- Routledge.com has been built to modern web standards using valid HTML and CSS.
- We have used headings properly to help assistive technology users browse the page content.
- We have improved focus of certain elements and labelling.
- Routledge.com is compatible with all known major hardware devices and it automatically adapts to different screen sizes depending on the device being used (e.g. mobile, tablet or laptop).
- In many cases we have increased size of tap targets for mobile users (links and buttons).
We use a combination of manual testing and automated tools to test the Routledge.com website for accessibility. Automated tools used include:
- Chrome Dev Tools Audit (powered by axe accessibility tester Opens in new tab or window )
- Axe plugin for Chrome
- WAVE plugin for Chrome
- Google Lighthouse tool
No accessibility tool provides a 100% thorough assessment of a website's level of accessibility. Therefore, we also carry out manual reviews of the Routledge.com website. This includes running manual tests of the website using different types of assistive technology.
Based on results from our accessibility reviews, we strive to carry out bi-weekly accessibility enhancements on the website. Validation testing has been performed to ensure all accessibility enhancements are functional.
We continually monitor our practices to ensure that accessibility is embedded at every step of our development process.
eBooks on Routledge.com
We aim to publish all eBooks with searchable, selectable text. All eBooks sold on Routledge.com are currently sold through the VitalSource platform to which its own statement applies: VitalSource accessibility statement page Opens in new tab or window . For details on alternative format requests, and to download a request form, please visit the Accessibility at Taylor & Francis page Opens in new tab or window .
Help and Support
If you have any accessibility issues in using Routledge.com, or if you have any comments, suggestions, or questions related to accessibility, please contact: [email protected] .
The information on this page is specific to Routledge.com. If you would like more general information or help with web accessibility we recommend the BBC website My Web, My Way Opens in new tab or window .
AbilityNet - My Computer, My Way Opens in new tab or window provides guidance on how to make your computer more accessible.
|Pages Impacted||Issue Description|
|All Pages||Tabindex removed from the Skip to Main Content link.|
|Search Results||The pagination bar now correctly identifies the function of each active button and correctly identifies the selected page.|
|Pages Impacted||Issue Description|
|Various||Author name links are no longer repeated when read by screen readers.|
|Search Results||The selected button for gallery view vs. detail view is now correctly identified.|
|Search Results||Users were previously unable to skip the search results filters, but may now skip to the results list.|
|Search Bar||Search input field ID was corrected and now reads properly.|
|Pages Impacted||Issue Description|
|Marketing Content Pages||Whenever possible, the website programatically includes alt text for imagery, however alt text issues are present on some of our marketing content pages. We continue to educate our team on the importance of using properly coded alt text and will continue to address issues as they are identified.|

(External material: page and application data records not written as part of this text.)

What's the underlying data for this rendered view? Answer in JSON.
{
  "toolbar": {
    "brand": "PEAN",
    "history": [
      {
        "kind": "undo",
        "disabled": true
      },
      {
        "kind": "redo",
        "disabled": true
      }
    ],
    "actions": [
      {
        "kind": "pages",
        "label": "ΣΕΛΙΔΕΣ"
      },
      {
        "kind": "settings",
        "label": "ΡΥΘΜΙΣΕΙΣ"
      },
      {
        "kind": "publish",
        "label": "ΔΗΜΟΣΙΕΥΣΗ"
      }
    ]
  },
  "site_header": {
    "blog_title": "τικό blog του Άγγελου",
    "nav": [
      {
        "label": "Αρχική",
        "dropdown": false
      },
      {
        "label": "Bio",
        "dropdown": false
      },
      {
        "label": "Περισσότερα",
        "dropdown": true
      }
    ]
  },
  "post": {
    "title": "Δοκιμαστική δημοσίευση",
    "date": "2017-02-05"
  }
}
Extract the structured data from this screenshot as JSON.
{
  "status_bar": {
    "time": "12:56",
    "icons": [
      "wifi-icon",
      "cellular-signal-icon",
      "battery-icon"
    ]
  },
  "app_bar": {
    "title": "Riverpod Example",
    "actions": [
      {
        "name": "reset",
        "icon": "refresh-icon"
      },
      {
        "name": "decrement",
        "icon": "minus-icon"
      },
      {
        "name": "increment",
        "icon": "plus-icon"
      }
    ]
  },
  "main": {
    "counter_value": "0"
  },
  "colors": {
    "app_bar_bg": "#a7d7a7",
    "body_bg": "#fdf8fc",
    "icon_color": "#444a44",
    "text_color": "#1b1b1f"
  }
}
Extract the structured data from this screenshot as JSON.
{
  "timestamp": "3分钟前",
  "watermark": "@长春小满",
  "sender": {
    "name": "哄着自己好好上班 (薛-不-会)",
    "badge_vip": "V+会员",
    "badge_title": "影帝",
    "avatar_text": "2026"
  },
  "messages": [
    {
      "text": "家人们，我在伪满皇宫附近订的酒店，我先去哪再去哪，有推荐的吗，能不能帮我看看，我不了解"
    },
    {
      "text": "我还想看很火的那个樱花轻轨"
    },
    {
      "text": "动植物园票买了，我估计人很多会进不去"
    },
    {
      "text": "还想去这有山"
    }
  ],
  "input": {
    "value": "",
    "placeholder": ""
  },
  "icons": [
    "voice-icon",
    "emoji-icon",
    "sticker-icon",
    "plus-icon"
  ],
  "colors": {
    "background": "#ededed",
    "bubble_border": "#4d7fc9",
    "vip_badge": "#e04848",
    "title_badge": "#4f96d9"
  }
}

|Various||We are currenly using a 3rd party popup tool called Hotjar. After testing, it appears that this tool was not designed with accessibility in mind. We are currently searching for a new survey tool that properly meets web accessible guidelines.|
|Search Results||We still have some work to do with the search results page when the pagination bar is used and new results are returned. Focus should return to the top of the new results.|
|Form Validation||While form validation on the site was coded with accessibility in mind we would like to make enhancements with inline validation.|